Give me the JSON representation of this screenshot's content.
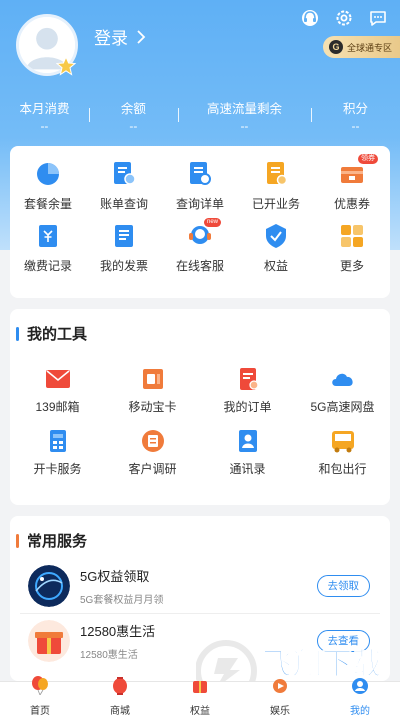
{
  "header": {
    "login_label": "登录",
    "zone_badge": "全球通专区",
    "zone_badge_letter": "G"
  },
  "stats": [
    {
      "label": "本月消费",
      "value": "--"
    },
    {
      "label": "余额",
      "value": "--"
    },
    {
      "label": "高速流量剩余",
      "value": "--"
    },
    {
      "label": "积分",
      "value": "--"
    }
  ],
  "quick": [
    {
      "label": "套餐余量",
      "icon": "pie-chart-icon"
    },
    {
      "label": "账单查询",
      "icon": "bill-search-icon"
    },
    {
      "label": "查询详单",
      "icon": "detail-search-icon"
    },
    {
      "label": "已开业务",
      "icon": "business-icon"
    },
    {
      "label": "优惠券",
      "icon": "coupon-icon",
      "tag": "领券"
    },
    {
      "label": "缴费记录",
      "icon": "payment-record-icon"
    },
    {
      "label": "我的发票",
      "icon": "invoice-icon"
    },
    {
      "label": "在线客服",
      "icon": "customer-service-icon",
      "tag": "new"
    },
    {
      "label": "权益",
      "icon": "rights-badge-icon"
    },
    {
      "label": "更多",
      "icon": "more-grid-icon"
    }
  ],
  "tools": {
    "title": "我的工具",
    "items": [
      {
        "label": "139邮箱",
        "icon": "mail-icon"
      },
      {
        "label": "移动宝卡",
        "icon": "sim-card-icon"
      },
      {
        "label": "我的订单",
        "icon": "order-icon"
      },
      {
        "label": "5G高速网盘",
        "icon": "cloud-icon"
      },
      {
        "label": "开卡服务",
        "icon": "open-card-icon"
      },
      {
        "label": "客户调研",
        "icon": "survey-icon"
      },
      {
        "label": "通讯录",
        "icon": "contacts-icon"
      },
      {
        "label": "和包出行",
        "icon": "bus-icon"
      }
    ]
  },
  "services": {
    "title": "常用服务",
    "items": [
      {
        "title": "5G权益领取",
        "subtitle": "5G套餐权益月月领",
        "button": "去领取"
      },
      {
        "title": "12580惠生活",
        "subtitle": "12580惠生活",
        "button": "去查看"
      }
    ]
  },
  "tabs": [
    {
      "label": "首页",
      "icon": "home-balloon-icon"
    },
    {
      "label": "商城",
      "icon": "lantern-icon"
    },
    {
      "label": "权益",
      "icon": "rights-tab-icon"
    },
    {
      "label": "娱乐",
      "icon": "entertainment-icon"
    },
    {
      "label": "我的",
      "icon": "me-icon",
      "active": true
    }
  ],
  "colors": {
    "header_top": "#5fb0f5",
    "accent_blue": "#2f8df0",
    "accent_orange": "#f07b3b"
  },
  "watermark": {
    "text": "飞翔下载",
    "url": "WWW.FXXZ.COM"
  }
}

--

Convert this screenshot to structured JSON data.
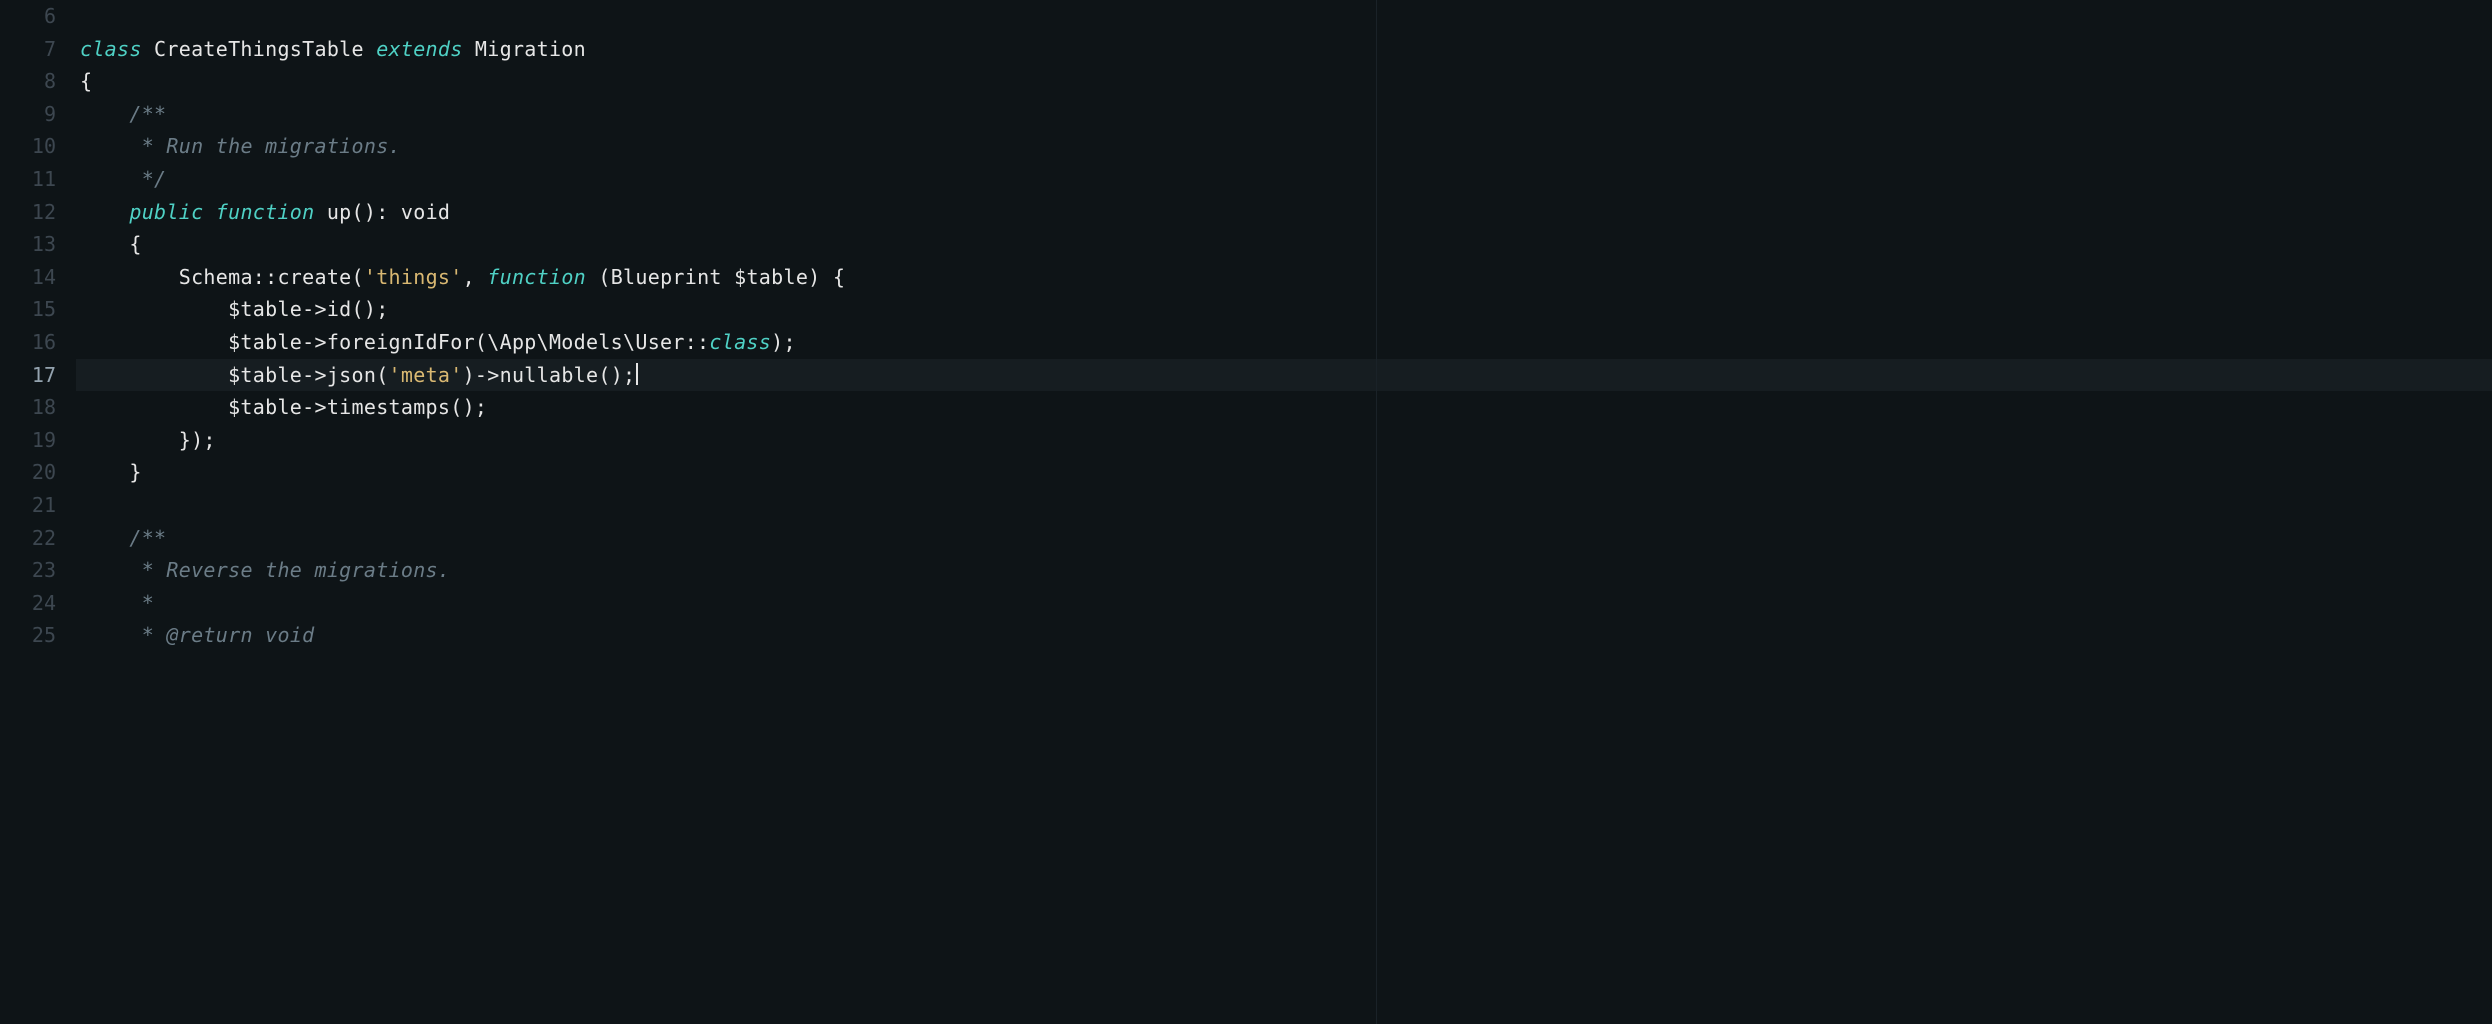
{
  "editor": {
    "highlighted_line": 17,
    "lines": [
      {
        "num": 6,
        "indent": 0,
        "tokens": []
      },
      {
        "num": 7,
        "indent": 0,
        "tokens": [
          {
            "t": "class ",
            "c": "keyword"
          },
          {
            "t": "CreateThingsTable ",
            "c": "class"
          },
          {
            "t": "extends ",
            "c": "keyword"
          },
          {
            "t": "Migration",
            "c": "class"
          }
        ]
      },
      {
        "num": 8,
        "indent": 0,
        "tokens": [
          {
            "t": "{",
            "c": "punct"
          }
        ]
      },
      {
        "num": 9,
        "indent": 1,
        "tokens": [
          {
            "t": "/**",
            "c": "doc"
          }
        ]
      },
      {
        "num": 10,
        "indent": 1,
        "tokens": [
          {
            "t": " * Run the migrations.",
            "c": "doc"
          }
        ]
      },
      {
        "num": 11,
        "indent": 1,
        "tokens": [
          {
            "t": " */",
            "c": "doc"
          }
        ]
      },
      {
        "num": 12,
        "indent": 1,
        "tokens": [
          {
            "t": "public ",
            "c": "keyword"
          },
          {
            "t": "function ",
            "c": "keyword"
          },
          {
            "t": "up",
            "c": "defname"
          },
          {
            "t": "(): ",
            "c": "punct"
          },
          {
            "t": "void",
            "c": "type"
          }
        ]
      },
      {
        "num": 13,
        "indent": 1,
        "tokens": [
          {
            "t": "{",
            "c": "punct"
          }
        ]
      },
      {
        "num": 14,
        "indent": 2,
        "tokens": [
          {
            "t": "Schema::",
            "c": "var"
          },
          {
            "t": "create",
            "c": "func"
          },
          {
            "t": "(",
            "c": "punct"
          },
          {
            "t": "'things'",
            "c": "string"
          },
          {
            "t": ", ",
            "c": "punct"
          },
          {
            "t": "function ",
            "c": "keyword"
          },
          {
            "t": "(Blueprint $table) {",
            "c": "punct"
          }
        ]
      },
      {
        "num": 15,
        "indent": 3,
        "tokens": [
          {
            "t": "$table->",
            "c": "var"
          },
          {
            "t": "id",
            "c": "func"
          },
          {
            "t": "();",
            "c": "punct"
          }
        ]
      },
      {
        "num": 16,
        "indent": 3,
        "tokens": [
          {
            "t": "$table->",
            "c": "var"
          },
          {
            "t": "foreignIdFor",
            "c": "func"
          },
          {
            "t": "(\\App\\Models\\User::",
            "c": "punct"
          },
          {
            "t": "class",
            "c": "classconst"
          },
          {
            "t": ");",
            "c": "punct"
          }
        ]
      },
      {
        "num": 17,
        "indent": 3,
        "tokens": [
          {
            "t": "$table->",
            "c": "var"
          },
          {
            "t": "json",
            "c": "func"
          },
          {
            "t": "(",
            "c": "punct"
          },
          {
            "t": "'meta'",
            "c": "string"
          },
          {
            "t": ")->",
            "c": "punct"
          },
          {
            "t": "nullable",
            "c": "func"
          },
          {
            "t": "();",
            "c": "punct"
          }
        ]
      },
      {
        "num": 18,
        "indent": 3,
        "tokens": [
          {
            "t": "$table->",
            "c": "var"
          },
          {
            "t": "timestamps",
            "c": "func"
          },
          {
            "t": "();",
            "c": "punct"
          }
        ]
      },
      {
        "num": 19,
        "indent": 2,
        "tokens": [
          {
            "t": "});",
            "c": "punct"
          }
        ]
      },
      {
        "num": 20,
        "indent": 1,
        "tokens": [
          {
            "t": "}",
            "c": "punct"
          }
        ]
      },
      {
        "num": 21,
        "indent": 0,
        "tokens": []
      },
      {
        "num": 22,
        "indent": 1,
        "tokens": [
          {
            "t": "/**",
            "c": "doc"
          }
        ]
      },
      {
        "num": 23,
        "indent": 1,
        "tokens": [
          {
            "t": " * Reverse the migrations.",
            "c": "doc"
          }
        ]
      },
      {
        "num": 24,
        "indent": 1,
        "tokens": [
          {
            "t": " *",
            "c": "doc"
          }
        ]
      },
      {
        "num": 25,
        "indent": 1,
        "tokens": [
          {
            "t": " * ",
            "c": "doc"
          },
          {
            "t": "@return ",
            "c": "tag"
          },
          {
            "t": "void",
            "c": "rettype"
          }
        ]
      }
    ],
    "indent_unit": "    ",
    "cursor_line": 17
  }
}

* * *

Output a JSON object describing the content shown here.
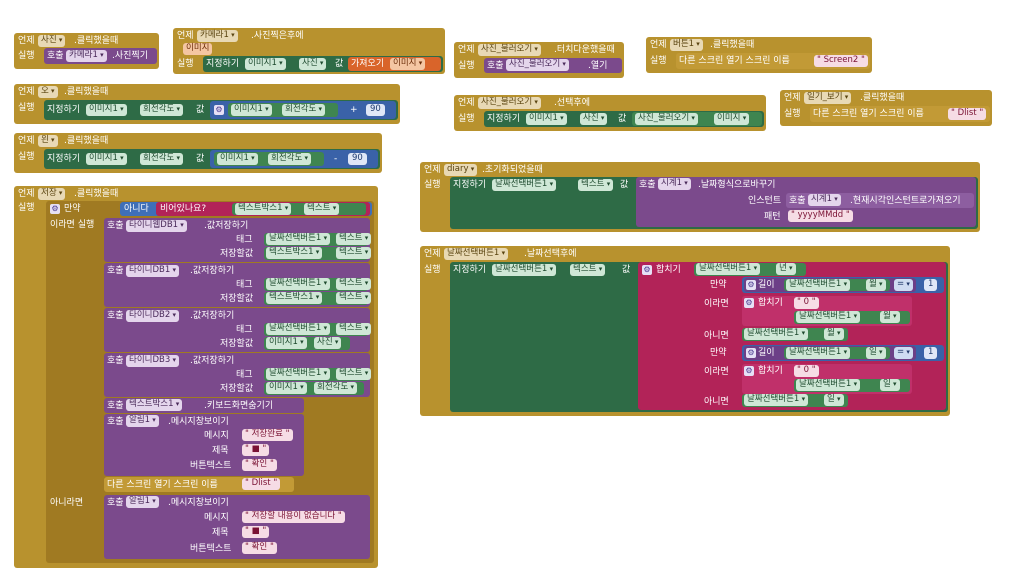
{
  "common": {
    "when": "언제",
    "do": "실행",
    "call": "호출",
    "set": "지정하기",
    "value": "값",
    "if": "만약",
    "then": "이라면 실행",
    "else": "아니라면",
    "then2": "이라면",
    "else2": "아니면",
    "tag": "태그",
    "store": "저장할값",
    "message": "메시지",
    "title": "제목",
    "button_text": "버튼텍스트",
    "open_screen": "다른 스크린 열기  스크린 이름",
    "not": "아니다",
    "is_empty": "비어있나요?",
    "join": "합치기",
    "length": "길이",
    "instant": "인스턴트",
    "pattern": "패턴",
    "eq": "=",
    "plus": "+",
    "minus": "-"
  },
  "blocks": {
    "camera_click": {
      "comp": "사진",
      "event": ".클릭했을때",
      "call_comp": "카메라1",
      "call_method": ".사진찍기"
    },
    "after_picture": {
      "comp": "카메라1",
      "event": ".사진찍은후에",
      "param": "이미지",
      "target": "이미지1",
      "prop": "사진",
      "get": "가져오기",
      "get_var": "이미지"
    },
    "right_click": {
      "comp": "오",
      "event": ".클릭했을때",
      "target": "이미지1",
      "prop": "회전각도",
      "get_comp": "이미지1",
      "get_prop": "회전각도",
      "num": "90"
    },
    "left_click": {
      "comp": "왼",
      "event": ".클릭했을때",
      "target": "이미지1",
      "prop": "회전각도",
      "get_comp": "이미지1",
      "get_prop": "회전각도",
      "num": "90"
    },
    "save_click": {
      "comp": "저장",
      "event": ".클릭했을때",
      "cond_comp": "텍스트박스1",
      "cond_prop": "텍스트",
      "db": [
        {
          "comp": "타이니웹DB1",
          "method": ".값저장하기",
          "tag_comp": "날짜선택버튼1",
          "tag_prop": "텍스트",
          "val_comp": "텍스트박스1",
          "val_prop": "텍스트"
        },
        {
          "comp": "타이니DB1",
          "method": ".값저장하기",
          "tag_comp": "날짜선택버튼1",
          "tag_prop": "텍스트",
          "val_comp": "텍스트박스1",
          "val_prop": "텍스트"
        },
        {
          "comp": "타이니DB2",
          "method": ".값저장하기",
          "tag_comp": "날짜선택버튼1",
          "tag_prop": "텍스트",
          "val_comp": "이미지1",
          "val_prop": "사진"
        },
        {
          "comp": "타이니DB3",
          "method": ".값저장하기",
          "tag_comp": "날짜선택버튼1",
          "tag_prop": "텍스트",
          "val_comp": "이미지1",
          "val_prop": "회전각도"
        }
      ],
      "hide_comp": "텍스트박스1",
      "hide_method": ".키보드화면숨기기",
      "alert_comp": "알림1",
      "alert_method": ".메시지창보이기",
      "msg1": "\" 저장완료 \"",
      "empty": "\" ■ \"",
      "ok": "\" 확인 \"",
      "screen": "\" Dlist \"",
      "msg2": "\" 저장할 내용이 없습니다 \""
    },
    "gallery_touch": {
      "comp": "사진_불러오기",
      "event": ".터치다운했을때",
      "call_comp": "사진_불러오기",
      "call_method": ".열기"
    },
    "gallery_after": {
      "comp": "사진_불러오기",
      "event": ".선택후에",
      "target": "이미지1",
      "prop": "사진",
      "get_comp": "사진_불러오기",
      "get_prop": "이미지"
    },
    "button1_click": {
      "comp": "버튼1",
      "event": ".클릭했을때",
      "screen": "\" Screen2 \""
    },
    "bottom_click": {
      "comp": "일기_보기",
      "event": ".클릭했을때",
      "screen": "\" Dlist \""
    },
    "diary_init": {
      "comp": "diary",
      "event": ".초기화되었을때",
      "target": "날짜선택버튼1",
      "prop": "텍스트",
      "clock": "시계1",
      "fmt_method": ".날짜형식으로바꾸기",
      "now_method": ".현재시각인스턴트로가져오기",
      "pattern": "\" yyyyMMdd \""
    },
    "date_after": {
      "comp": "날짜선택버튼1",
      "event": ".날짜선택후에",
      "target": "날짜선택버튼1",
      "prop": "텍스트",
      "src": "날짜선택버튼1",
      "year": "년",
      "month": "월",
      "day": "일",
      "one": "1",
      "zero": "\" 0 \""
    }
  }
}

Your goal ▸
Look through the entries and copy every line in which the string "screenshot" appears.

Completed task ▸
Give me the JSON representation of this screenshot's content.
Convert this screenshot to structured JSON data.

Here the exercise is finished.